The Marvel logo changed in the early 2000s, donning the red and white logo that’s become synonymous with the brand over the years. The logo is white on a red background where the letters are close, creating a sense of urgency while being powerful. Everything that the brand represents in its lineup of characters.

Marvel often uses the old logos in some pieces of merch, which is a great use of nostalgia marketing to bring back the old image of the company. It’s worked successfully for them.


Amazon’s logo is a smart one, which does well to give something simple with the right details to create a strong identity. It’s easy to read, and the arrow moving from start to finish represents the smooth experience that the platform aims to provide.

Many people call it a smile as well, which adds another layer to make the brand more inviting to people and offers a friendly touch. There’s also a sense of motion and movement, considering logistics and all.Amazon also has a very smart favicon for it, which only makes the logo more remarkable.


The Barbie logo, with strong bright pink and the fun font in cursive, was something entirely new back in 1959. Looking back at it now, it’s a testament to the ingenuity of the founders. Its goal was to directly relate to kids with a fun, cute design that would resonate with them and it worked. The logo did go through some changes, but as they say, don’t fix what isn’t broken. The company came back to its original logo, sporting the retro look.

A designer doodling.

Whether Barbie has been heading to the stars or on a trip to the beach, the retro logo has been relevant throughout various iterations of the product and the brand.


Google has changed its logo over the years, but its main goal was to embrace the kind of responsive design that the brand talks about in its OS. A design that could work on all kinds of devices without looking any different. Google has made it a thing to use easier on eyes fonts to make their logo overall accessible.

The brand has also pushed for being open to alterations without losing the fundamentals. They’ve incorporated Google Doodles and their logo to represent and celebrate various events. It’s done an excellent job of helping the company stay relevant and celebrate a variety of events.


The Pepsi Globe is as old as World War II. The brand incorporated the colors to push for American patriotism through the trying times. It’s a unique case study as well as the company has always pushed to distinguish itself from its competitor. Initially, the brand also had a similar cursive logo, but it felt the need to distinguish itself from Coca-Cola and went for a newer look.

But the spherical symbol did stay on the branding, a reminder that despite a new look, it’s the same brand that the people love and trust.

What’s In a Design?

Designs can set identity and make a huge difference. If you’re looking for design services in Miami for your company, look no further than The Netmen Corp. We offer professional design services, helping companies leverage the power of branding, marketing, and carrying a strong image for their business. We offer professional graphic designers, logo design, NFT illustration, social media posts design, mascot design services, and more.

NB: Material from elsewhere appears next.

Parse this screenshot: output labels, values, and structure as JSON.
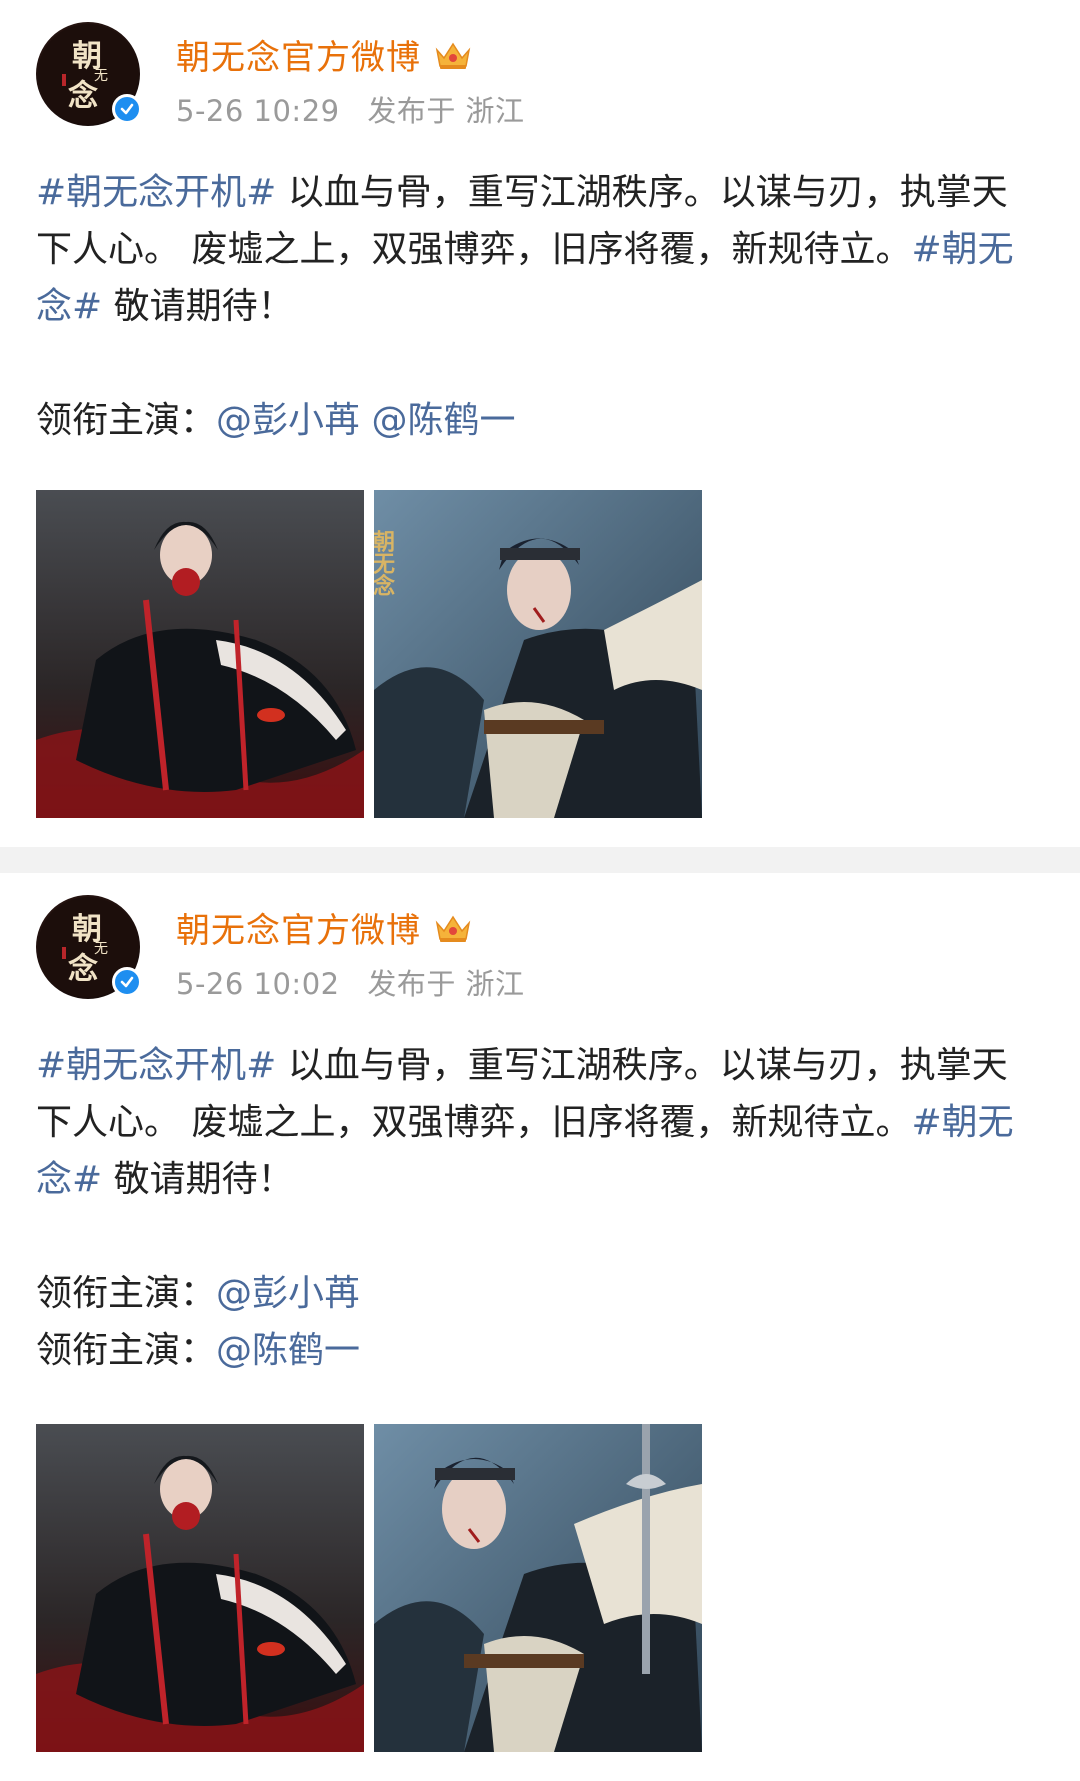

We also have services specific to certain aspects of businesses to help them stay relevant. Make your business more memorable by working with us today. Get in touch with us so we can get started right away.